Springer Nature remains neutral with regard to jurisdictional claims in published maps and institutional affiliations.

Supplementary information

Additional file 1.

Supplementary tables.

Rights and permissions

Open Access This article is licensed under a Creative Commons Attribution 4.0 International License, which permits use, sharing, adaptation, distribution and reproduction in any medium or format, as long as you give appropriate credit to the original author(s) and the source, provide a link to the Creative Commons licence, and indicate if changes were made. The images or other third party material in this article are included in the article's Creative Commons licence, unless indicated otherwise in a credit line to the material. If material is not included in the article's Creative Commons licence and your intended use is not permitted by statutory regulation or exceeds the permitted use, you will need to obtain permission directly from the copyright holder. To view a copy of this licence, visit The Creative Commons Public Domain Dedication waiver ( applies to the data made available in this article, unless otherwise stated in a credit line to the data.

Reprints and Permissions

About this article

Verify currency and authenticity via CrossMark

Cite this article

Gironda, D.J., Adams, D.L., He, J. et al. Cancer associated macrophage-like cells and prognosis of esophageal cancer after chemoradiation therapy. J Transl Med 18, 413 (2020).

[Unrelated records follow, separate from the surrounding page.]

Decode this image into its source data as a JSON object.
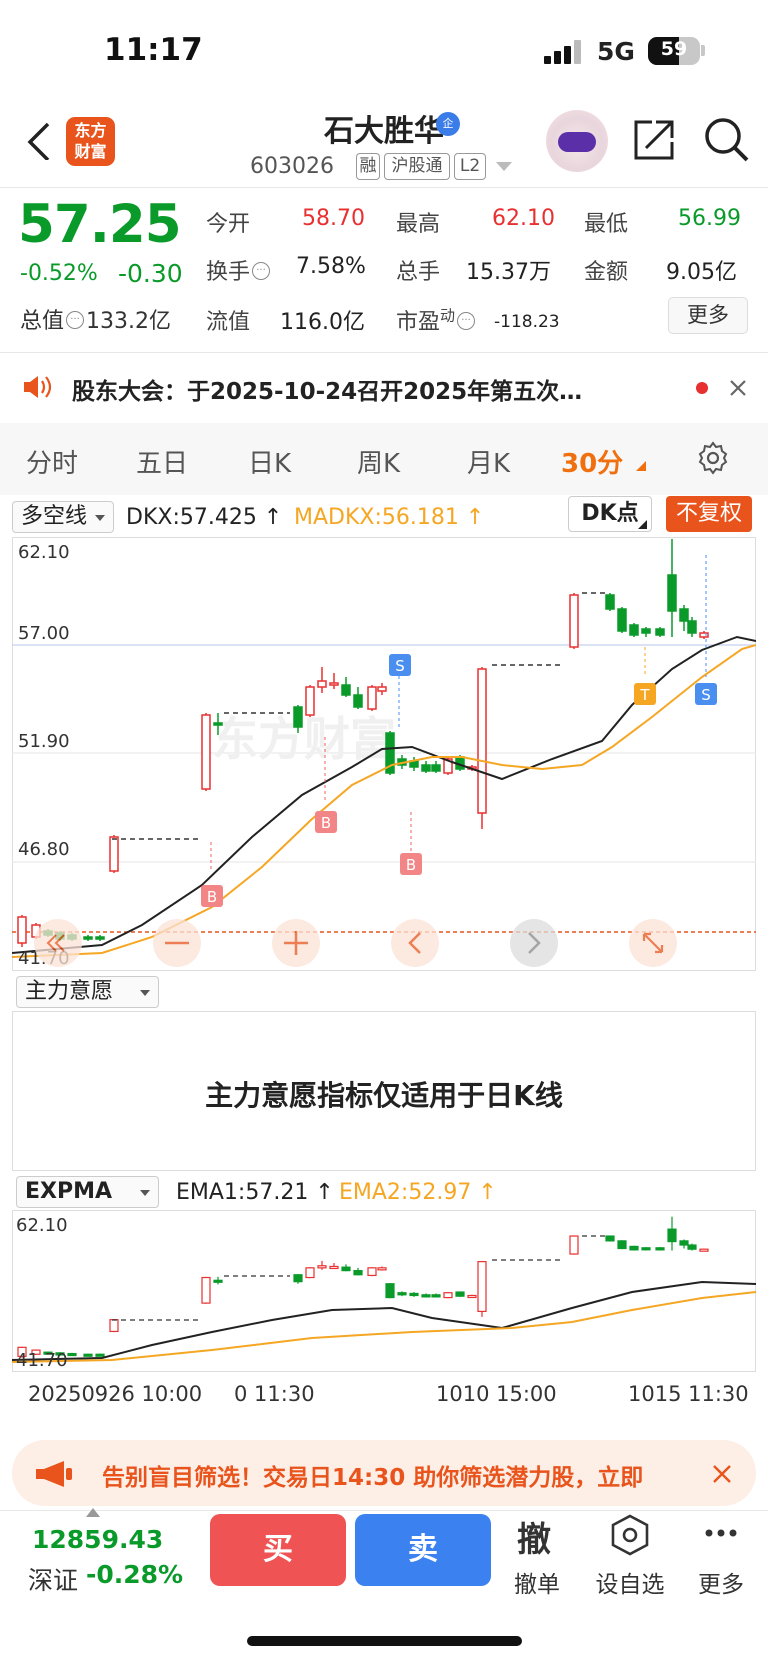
{
  "status_bar": {
    "time": "11:17",
    "network": "5G",
    "battery": "59"
  },
  "header": {
    "logo_line1": "东方",
    "logo_line2": "财富",
    "stock_name": "石大胜华",
    "badge": "企",
    "stock_code": "603026",
    "tags": [
      "融",
      "沪股通",
      "L2"
    ]
  },
  "quote": {
    "price": "57.25",
    "change_pct": "-0.52%",
    "change": "-0.30",
    "total_value_label": "总值",
    "total_value": "133.2亿",
    "open_label": "今开",
    "open": "58.70",
    "high_label": "最高",
    "high": "62.10",
    "low_label": "最低",
    "low": "56.99",
    "turnover_label": "换手",
    "turnover": "7.58%",
    "volume_label": "总手",
    "volume": "15.37万",
    "amount_label": "金额",
    "amount": "9.05亿",
    "float_label": "流值",
    "float_value": "116.0亿",
    "pe_label": "市盈",
    "pe_sup": "动",
    "pe": "-118.23",
    "more": "更多"
  },
  "notice": {
    "text": "股东大会：于2025-10-24召开2025年第五次…"
  },
  "tabs": [
    {
      "label": "分时",
      "active": false
    },
    {
      "label": "五日",
      "active": false
    },
    {
      "label": "日K",
      "active": false
    },
    {
      "label": "周K",
      "active": false
    },
    {
      "label": "月K",
      "active": false
    },
    {
      "label": "30分",
      "active": true
    }
  ],
  "main_chart": {
    "indicator_select": "多空线",
    "dkx_label": "DKX:57.425",
    "madkx_label": "MADKX:56.181",
    "dk_button": "DK点",
    "fuquan_button": "不复权",
    "y_ticks": [
      "62.10",
      "57.00",
      "51.90",
      "46.80",
      "41.70"
    ],
    "signals": [
      "S",
      "B",
      "B",
      "B",
      "T",
      "S"
    ],
    "watermark": "东方财富"
  },
  "sub_panel": {
    "select": "主力意愿",
    "message": "主力意愿指标仅适用于日K线"
  },
  "ema_chart": {
    "select": "EXPMA",
    "ema1_label": "EMA1:57.21",
    "ema2_label": "EMA2:52.97",
    "y_ticks": [
      "62.10",
      "41.70"
    ]
  },
  "x_dates": [
    "20250926 10:00",
    "0 11:30",
    "1010 15:00",
    "1015 11:30"
  ],
  "banner": {
    "text": "告别盲目筛选！交易日14:30 助你筛选潜力股，立即"
  },
  "bottom_bar": {
    "index_value": "12859.43",
    "index_name": "深证",
    "index_change": "-0.28%",
    "buy": "买",
    "sell": "卖",
    "cancel_icon": "撤",
    "cancel": "撤单",
    "watchlist": "设自选",
    "more": "更多"
  },
  "colors": {
    "up": "#e93030",
    "down": "#0a9a2a",
    "accent": "#e8541c",
    "madkx": "#f5a623"
  }
}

Download citation


  • Esophageal cancer
  • Cancer associated macrophage-like cell
  • Prognostic
  • Biomarker